───── SUPPLIED RECORDS ─────

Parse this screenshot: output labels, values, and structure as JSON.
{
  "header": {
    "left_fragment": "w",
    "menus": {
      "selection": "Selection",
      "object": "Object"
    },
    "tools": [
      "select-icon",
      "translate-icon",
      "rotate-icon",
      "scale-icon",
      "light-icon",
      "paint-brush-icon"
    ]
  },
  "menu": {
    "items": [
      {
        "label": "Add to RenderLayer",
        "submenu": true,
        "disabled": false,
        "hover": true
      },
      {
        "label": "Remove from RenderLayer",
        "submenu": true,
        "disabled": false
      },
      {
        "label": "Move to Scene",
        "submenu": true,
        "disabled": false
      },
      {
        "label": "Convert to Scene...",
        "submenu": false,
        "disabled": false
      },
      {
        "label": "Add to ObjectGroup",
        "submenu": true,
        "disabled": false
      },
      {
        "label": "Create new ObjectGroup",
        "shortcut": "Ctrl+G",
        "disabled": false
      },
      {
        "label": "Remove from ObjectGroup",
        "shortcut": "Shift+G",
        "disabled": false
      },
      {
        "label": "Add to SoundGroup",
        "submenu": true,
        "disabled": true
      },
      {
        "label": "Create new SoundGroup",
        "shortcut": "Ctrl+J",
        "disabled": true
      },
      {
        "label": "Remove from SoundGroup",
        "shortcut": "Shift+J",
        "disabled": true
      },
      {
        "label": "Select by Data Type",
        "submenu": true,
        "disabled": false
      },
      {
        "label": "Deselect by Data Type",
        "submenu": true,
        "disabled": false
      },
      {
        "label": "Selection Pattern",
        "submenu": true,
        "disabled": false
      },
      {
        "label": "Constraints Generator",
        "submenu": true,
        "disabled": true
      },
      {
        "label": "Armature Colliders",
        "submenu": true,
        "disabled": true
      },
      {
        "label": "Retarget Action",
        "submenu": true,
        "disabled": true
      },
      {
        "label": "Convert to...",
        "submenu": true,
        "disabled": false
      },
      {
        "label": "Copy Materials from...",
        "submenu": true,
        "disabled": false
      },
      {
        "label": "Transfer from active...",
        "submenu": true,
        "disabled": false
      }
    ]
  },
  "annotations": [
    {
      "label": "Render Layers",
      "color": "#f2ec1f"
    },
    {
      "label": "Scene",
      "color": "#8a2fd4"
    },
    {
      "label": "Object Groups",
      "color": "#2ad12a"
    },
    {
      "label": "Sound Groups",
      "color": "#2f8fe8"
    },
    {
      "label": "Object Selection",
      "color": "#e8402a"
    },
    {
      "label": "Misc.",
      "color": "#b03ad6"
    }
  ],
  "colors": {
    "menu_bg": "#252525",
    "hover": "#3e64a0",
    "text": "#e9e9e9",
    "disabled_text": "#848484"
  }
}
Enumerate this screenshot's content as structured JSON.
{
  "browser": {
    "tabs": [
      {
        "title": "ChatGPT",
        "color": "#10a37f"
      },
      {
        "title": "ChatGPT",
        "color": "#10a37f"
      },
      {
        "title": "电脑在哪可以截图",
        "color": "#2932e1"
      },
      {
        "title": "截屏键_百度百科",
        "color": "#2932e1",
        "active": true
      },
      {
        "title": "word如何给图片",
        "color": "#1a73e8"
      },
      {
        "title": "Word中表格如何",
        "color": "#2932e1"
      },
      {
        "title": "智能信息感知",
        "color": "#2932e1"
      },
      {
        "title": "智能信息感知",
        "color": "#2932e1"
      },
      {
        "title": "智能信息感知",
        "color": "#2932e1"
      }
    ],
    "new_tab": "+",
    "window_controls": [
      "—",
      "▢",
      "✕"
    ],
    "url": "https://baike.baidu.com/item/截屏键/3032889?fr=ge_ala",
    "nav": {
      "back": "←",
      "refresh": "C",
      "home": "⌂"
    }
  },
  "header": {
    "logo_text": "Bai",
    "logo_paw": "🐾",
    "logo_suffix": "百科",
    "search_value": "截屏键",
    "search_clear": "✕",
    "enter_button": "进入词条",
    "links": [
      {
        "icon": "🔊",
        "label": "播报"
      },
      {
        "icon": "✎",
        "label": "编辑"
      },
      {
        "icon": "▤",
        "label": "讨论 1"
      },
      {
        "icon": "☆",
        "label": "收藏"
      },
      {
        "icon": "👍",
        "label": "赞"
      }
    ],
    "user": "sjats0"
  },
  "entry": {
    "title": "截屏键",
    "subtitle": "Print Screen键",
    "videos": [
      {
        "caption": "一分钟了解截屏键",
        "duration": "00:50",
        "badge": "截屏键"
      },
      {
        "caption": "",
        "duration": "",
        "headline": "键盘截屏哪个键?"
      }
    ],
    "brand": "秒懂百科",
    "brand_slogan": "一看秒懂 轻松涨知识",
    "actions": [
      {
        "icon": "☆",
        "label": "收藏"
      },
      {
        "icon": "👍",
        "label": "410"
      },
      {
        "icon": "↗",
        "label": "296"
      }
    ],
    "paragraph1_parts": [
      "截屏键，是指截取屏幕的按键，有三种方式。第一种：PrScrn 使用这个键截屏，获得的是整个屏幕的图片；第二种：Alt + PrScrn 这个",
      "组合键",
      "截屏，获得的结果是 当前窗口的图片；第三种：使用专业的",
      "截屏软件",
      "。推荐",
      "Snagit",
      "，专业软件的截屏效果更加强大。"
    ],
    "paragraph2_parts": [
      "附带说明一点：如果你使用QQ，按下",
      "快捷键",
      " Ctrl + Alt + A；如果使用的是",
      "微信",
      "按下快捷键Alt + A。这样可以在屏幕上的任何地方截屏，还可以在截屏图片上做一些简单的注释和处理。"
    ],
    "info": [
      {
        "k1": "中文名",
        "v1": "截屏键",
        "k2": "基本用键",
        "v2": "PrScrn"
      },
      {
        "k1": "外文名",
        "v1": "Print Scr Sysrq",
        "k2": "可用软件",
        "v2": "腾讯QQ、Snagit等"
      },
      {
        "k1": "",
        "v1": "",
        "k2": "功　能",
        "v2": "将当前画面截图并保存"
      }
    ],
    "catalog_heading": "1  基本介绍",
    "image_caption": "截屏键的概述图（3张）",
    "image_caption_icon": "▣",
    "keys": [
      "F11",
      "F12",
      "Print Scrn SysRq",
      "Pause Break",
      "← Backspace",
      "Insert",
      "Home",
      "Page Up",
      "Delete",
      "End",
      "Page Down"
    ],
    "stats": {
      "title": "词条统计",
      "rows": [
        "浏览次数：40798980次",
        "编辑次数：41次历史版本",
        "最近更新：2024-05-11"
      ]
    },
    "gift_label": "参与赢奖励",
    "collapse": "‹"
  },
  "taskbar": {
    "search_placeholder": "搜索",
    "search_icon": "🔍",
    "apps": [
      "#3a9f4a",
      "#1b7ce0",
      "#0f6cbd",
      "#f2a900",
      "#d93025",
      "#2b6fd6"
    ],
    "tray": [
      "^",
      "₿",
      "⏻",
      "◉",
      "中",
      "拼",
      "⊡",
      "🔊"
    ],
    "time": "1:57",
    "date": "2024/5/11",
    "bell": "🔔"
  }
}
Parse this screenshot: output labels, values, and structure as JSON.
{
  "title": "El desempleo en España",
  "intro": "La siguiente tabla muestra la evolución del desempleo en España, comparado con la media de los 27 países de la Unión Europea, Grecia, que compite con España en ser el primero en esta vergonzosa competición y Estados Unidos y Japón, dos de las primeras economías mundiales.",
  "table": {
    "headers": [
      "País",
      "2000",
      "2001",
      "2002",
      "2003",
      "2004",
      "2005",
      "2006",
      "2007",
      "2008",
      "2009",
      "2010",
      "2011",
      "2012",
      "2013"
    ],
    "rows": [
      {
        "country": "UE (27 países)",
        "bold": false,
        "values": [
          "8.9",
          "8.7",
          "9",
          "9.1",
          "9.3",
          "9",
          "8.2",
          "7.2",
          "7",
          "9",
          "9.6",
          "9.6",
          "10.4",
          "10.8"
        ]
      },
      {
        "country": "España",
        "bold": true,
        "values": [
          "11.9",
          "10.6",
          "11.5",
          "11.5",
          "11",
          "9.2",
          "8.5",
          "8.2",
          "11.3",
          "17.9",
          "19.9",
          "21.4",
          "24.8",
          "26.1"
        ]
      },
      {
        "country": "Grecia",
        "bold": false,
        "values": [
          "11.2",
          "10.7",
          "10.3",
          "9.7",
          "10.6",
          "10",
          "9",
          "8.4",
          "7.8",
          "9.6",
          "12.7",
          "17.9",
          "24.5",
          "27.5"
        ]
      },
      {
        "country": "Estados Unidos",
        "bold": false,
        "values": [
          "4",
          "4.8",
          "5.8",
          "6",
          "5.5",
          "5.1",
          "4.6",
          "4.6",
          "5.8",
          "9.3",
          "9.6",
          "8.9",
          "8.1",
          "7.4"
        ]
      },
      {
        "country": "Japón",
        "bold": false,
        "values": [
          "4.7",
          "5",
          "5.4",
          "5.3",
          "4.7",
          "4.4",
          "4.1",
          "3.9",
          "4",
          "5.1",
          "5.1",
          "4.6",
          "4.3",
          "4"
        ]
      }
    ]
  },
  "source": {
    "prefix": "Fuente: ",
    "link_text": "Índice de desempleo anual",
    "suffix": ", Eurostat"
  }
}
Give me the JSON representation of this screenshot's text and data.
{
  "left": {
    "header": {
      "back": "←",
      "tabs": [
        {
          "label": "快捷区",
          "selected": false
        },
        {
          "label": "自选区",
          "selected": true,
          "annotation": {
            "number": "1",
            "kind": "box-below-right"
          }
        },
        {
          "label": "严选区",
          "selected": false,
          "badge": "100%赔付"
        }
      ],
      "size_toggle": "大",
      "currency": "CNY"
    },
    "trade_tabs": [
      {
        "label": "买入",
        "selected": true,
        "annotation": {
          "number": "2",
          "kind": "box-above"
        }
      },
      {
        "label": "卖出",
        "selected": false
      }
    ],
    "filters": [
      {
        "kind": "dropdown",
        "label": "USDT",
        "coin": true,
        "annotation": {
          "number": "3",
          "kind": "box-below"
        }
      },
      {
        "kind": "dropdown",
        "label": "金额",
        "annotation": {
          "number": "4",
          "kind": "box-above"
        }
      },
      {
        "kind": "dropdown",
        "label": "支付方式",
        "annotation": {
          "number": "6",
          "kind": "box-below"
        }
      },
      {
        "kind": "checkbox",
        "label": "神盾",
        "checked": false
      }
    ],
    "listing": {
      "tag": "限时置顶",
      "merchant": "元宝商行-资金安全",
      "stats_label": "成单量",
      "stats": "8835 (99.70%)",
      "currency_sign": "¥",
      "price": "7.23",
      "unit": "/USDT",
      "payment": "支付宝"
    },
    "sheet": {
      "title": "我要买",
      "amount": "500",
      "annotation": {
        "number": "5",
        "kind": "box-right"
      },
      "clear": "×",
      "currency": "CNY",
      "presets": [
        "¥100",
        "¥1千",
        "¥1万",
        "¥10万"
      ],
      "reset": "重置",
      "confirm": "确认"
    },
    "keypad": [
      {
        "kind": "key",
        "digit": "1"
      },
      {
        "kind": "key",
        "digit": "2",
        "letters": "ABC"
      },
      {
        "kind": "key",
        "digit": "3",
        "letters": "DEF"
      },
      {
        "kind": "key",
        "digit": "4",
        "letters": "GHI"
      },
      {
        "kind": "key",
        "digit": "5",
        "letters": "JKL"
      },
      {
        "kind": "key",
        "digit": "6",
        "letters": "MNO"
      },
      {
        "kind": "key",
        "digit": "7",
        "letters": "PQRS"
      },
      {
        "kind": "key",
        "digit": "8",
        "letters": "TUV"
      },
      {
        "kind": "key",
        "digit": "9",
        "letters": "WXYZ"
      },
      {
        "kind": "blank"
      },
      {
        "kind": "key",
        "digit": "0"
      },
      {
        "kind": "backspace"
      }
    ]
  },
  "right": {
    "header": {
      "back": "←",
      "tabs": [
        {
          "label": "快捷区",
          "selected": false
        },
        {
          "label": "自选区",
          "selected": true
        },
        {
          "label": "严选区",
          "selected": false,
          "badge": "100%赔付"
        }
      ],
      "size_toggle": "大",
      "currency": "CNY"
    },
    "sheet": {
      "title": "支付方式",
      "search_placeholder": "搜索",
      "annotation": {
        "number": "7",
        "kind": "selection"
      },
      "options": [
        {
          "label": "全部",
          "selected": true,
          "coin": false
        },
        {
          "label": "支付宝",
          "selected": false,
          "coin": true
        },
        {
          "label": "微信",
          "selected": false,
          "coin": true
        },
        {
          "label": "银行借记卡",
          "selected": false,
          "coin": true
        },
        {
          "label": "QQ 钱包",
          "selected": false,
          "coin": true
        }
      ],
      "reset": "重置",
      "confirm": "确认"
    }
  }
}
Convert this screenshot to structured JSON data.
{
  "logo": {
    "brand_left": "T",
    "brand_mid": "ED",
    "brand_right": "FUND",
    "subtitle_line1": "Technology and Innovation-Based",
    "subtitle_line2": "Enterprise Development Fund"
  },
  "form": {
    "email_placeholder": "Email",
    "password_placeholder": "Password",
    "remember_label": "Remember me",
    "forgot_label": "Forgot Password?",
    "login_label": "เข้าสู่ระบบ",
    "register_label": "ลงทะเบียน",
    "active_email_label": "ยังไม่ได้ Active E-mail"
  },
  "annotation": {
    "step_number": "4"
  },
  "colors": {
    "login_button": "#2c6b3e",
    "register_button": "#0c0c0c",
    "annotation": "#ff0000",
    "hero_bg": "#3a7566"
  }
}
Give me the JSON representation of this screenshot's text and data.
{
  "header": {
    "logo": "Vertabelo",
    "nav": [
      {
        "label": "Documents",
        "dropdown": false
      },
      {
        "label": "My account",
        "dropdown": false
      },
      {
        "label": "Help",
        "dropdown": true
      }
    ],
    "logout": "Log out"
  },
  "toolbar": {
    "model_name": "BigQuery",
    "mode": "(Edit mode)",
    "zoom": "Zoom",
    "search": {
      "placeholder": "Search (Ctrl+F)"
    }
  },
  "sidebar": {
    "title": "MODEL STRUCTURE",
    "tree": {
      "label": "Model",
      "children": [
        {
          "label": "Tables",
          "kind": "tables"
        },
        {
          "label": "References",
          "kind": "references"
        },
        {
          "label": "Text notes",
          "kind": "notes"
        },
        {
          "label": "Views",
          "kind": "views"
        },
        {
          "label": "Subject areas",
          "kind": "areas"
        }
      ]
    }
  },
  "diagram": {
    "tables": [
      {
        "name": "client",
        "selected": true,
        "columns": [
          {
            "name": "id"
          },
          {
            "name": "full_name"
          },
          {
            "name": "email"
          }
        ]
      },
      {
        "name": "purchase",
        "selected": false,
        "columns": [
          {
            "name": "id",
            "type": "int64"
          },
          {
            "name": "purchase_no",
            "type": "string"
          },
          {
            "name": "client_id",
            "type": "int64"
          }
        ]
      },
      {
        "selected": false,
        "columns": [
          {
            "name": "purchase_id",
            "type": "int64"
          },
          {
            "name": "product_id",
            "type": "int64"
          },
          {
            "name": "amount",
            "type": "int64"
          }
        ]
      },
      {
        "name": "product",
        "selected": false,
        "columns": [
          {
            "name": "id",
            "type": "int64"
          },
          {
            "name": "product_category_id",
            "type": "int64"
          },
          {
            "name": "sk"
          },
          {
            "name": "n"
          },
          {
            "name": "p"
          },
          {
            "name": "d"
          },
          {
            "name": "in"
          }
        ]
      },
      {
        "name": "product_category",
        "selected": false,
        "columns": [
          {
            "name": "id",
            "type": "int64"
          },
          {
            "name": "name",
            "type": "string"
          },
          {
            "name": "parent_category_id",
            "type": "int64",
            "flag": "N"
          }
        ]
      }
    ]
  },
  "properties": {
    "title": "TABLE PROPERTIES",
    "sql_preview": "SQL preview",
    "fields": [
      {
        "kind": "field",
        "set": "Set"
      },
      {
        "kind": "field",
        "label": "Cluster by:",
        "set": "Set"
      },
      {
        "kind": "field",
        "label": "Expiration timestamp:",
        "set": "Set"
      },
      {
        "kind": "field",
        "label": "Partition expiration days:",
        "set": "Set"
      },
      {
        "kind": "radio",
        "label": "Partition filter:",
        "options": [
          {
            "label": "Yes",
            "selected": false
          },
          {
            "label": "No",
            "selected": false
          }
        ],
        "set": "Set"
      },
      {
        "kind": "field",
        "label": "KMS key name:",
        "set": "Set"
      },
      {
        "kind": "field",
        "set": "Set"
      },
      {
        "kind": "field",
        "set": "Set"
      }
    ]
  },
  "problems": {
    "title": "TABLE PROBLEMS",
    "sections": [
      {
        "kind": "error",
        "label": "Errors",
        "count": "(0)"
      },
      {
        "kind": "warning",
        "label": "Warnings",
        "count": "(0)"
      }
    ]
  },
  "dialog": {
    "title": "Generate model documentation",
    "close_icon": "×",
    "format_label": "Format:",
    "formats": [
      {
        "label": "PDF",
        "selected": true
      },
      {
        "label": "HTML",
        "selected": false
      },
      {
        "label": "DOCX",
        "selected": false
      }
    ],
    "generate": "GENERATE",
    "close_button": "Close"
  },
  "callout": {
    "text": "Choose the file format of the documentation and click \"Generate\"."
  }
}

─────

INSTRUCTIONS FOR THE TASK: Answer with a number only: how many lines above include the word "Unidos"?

FINAL ANSWER: 2